Lesson 5: Learn to accept that the role you're taking on is new and unfamiliar, and that you will never be the same. Embrace every resource at hand to navigate through the uncertainty and so you can retain some level of sanity.
Whether you’re a caregiver for a cancer patient or an older person needing extra care, oftentimes we caregivers face many of the same challenges, and it helps to share your experiences with each other.
The role of caregiver for a loved one with a serious illness is a significant personal challenge. Uncertainty, chaos and stress dominate each day because of the family role changes that happen. Reach out to others for the encouragement and hope required to never give up the fight.
On November 21, 2005, Cameron Von St. James instantly went from husband to caregiver when his wife, Heather, was diagnosed with malignant pleural mesothelioma, a deadly form of cancer. As he said to me, “To admit I was unprepared for the role is a remarkable understatement.” Just three months prior, they had welcomed a daughter into their lives. The normal chaotic time with a newborn was, instead, about treatment options, travel arrangements, and fear.
His first realization that his caregiver role would feel lonely and overwhelming came immediately after Heather was diagnosed. Following the doctor’s medical description about mesothelioma, he provided three treatment options: a local university hospital, the local hospital that while excellent, did not have a proven mesothelioma treatment program, or going to a noted specialist several hours away in Boston. It was Heather’s decision, Cameron felt. He would make due with whatever she wanted. But faced with their first big choice, Heather could do little more than sit in stunned silence. She was still struggling to work through her sense of shock and disbelief. Cameron’s first care-giving decision was to look at the doctor and say, “Get us to Boston!”
Their daily routine went from order to chaos since Heather was no longer able to work and Cameron had to work part-time in order to deal with travel to and from Boston, providing for their daughter’s daily needs, and going to doctor’s appointments with Heather. Beyond that there was the pervading sense of fear when he allowed his mind to consider that his young wife would die of cancer.
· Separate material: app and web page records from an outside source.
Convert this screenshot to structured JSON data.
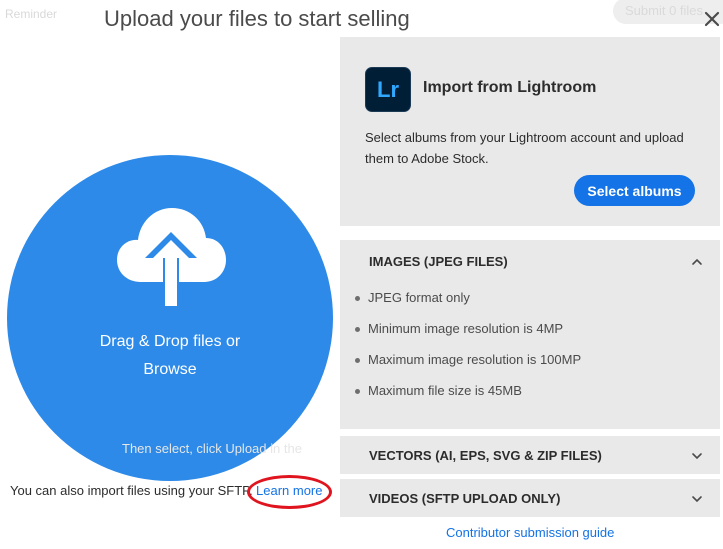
{
  "background": {
    "reminder": "Reminder",
    "submit_pill": "Submit 0 files",
    "ghost_hint": "Then select, click Upload in the"
  },
  "title": "Upload your files to start selling",
  "dropzone": {
    "line1": "Drag & Drop files or",
    "line2": "Browse"
  },
  "sftp": {
    "text": "You can also import files using your SFTP.",
    "link": "Learn more"
  },
  "lightroom": {
    "logo": "Lr",
    "title": "Import from Lightroom",
    "description": "Select albums from your Lightroom account and upload them to Adobe Stock.",
    "button": "Select albums"
  },
  "sections": {
    "images": {
      "title": "IMAGES (JPEG FILES)",
      "expanded": true,
      "items": [
        "JPEG format only",
        "Minimum image resolution is 4MP",
        "Maximum image resolution is 100MP",
        "Maximum file size is 45MB"
      ]
    },
    "vectors": {
      "title": "VECTORS (AI, EPS, SVG & ZIP FILES)",
      "expanded": false
    },
    "videos": {
      "title": "VIDEOS (SFTP UPLOAD ONLY)",
      "expanded": false
    }
  },
  "guide_link": "Contributor submission guide",
  "colors": {
    "accent": "#1473e6",
    "dropzone": "#2d8ae8",
    "panel": "#e9e9e9",
    "highlight_ring": "#e0141e"
  }
}
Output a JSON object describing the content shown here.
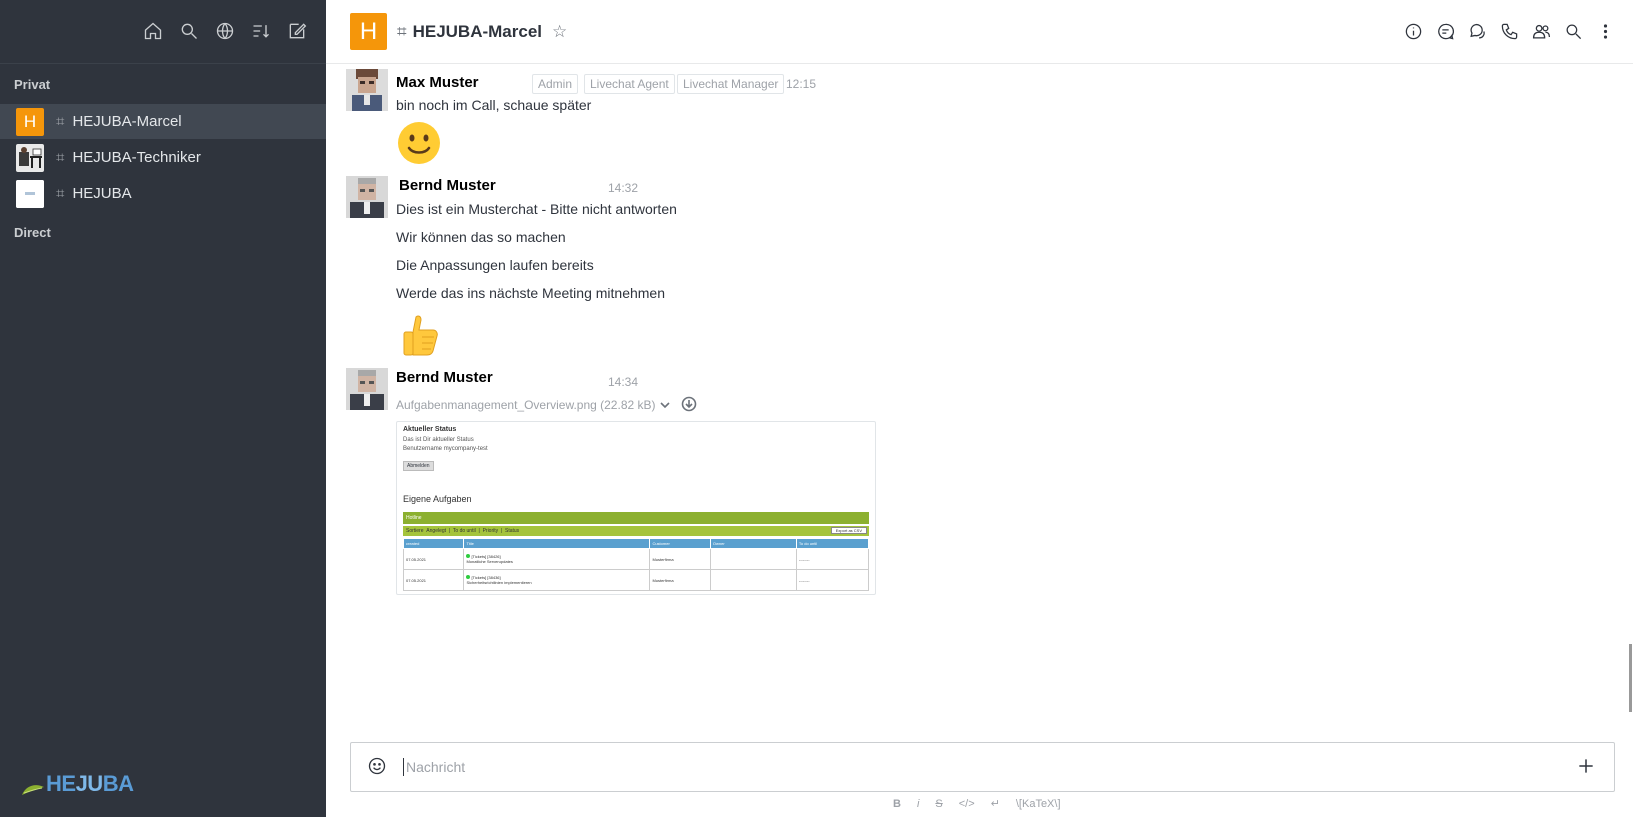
{
  "sidebar": {
    "section_private": "Privat",
    "section_direct": "Direct",
    "rooms": [
      {
        "initial": "H",
        "name": "HEJUBA-Marcel"
      },
      {
        "initial": "",
        "name": "HEJUBA-Techniker"
      },
      {
        "initial": "",
        "name": "HEJUBA"
      }
    ],
    "logo": {
      "part1": "HE",
      "part2": "JU",
      "part3": "BA"
    }
  },
  "header": {
    "avatar_initial": "H",
    "title": "HEJUBA-Marcel",
    "hash": "#",
    "star": "☆"
  },
  "messages": [
    {
      "author": "Max Muster",
      "roles": [
        "Admin",
        "Livechat Agent",
        "Livechat Manager"
      ],
      "time": "12:15",
      "lines": [
        "bin noch im Call, schaue später"
      ],
      "emoji": "slightly-smiling-face"
    },
    {
      "author": "Bernd Muster",
      "time": "14:32",
      "lines": [
        "Dies ist ein Musterchat - Bitte nicht antworten",
        "Wir können das so machen",
        "Die Anpassungen laufen bereits",
        "Werde das ins nächste Meeting mitnehmen"
      ],
      "emoji": "thumbs-up"
    },
    {
      "author": "Bernd Muster",
      "time": "14:34",
      "file": {
        "name": "Aufgabenmanagement_Overview.png (22.82 kB)"
      }
    }
  ],
  "attachment_preview": {
    "heading": "Aktueller Status",
    "line1": "Das ist Dir aktueller Status",
    "line2": "Benutzername mycompany-test",
    "button": "Abmelden",
    "heading2": "Eigene Aufgaben",
    "green_bar": "Hotline",
    "toolbar": [
      "Sortiere",
      "Angelegt",
      "To do until",
      "Priority",
      "Status"
    ],
    "export": "Export as CSV",
    "columns": [
      "created",
      "Title",
      "Customer",
      "Owner",
      "To do until"
    ],
    "rows": [
      {
        "created": "07.05.2021",
        "ticket": "[Tickets] [38426]",
        "title": "Monatliche Serverupdates",
        "customer": "Musterfirma",
        "owner": "",
        "todo": "--------"
      },
      {
        "created": "07.05.2021",
        "ticket": "[Tickets] [38436]",
        "title": "Sicherheitsrichtlinien implementieren",
        "customer": "Musterfirma",
        "owner": "",
        "todo": "--------"
      }
    ]
  },
  "composer": {
    "placeholder": "Nachricht",
    "format": {
      "bold": "B",
      "italic": "i",
      "strike": "S",
      "code": "</>",
      "multiline": "↵",
      "katex": "\\[KaTeX\\]"
    }
  },
  "colors": {
    "sidebar_bg": "#2f343d",
    "sidebar_active": "#414852",
    "accent_orange": "#f5960a"
  }
}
Thoughts of spending every penny on medical bills and losing all their possessions in the fight saddened and frightened Cameron. He envisioned himself as a homeless widower and young father. And when he was not in Heather’s presence, he occasionally melted onto the kitchen floor in tears. Only through focusing on the tasks at hand would he masquerade the fears and feelings of helplessness. He did what every caregiver tries to do: he tried to remain a rock and tower of strength and never allow the recipient of his care to see his fears.
Friends, family members, and complete strangers blessed their family during these dark days by providing remarkable acts of generosity, from kind words to monetary gifts. That was hard for Cameron. He had never had to accept help from others. But with little choice, he grew to accept the gifts graciously and not worry about how to thank or repay them.
For Cameron, accepting generosity was the most difficult test of his life. With no way to quit or simply walk away from the responsibility, he had to deal with the fear and anger that took over his whole being. Yet he also told me that throughout the ordeal he never let those emotions take him hostage.
Cameron and Heather’s story had a happy ending, although years passed before their lives returned to some semblance of normalcy. Heather’s treatment programs included surgery, radiation and chemotherapy in the fight against mesothelioma. Against all odds, and despite the typically poor prognosis for mesothelioma, Heather beat this horrible disease. Seven years later, she remains healthy and cancer free. To read more about their story and about mesothelioma, you can click here for Cameron's blog and here for Heather's blog.